Dr. Elmer Green is the former Director of the Voluntary Controls project at the Menninger Institute in Topeka, Kansas. He and his wife Alyce are pioneers in the field of biofeedback training, authoring the classic book “Beyond Biofeedback.” His most recent project, “The Copper Wall,” explores possible electromagnetic correlates of the human energy field.
DiCarlo: Was there any particular event in your life that served as a trigger, and caused you to look beyond the party line of the traditional scientific paradigm?
Green: No, there was nothing in my life that was like that, and the reason is, I was aware of the essence of this emerging paradigm from the time I was young. There never was a time I wasn’t aware that there was a collective unconscious. I knew about this from the time I was about three years old. Since I knew about it, I took it for granted.
When I first started reading Carl Jung, I thought, “Wow, this guy really knows something. He’s writing about things that I know about, so I know he’s right.” I thought that was pretty funny when I found out later who he was, I mean, the creator of the idea of the collective unconscious. When I first read him as a kid, I just thought, “Well, yes he’s right. He knows something.” I already knew about it from an experiential point of view.
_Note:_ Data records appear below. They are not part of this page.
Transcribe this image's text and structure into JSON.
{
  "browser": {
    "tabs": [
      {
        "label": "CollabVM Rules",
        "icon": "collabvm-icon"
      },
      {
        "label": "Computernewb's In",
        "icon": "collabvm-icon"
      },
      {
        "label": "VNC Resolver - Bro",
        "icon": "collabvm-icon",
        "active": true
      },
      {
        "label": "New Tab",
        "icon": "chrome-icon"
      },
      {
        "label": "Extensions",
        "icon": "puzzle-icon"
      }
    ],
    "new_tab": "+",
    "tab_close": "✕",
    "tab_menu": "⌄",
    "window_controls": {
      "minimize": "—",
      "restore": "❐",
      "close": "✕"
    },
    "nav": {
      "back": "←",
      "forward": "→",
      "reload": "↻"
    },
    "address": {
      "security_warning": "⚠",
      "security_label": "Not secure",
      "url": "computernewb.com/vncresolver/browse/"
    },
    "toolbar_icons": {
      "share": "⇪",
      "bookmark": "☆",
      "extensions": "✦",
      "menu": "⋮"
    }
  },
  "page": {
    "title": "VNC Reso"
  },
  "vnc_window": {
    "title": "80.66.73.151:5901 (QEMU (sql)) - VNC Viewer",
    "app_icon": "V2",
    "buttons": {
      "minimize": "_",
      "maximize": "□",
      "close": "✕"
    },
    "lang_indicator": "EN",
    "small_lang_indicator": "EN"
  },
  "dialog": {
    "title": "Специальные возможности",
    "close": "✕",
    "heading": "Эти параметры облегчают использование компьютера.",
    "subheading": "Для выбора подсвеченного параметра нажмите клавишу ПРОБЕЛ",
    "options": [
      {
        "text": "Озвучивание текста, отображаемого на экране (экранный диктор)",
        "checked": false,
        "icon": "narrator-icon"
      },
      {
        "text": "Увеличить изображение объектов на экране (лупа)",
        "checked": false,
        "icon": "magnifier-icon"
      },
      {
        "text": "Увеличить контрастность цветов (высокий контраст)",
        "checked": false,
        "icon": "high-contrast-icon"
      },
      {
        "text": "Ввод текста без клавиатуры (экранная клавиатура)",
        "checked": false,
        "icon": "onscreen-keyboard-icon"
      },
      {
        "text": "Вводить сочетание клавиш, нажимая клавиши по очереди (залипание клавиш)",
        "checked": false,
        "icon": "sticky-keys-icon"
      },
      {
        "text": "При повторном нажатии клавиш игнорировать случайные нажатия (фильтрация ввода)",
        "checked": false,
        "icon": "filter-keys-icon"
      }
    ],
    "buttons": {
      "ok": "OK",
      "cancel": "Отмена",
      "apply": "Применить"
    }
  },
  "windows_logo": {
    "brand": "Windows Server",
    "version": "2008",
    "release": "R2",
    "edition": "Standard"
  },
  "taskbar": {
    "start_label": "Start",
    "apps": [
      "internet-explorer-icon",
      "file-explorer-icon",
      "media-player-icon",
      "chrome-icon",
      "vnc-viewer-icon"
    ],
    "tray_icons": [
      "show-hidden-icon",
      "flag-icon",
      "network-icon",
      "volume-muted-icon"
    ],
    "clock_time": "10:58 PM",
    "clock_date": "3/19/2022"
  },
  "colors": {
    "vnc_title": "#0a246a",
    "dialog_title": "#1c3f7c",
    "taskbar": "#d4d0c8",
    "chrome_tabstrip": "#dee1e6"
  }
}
But I had never known that anybody had written about it.
So there was no event that I know of in my case, but you are right, for a lot of people, it’s sort of like, something happens. Sometimes it might be the death of a friend, or a family member that all of a sudden triggers them into the awareness of a larger reality.
The remainder of this extensive multi-part interview can be found here
In Dr. Moody’s book, Reunions, a few suggestions are given on how to construct a psychomanteum chamber, should you be so inclined. Compared to EVP/ITC, simple equipment and skills are needed: a suitable dark room , a mirror, and a light source are needed. I recommend his book.
What about electronic methods to contact the departed?
Future blogs will revisit EVP and the case of Martin Simmonds which may be of interest to you. A year ago I wrote a blog piece about what happened in London. That may be the starting point!
Aloha for now, and enjoy your day!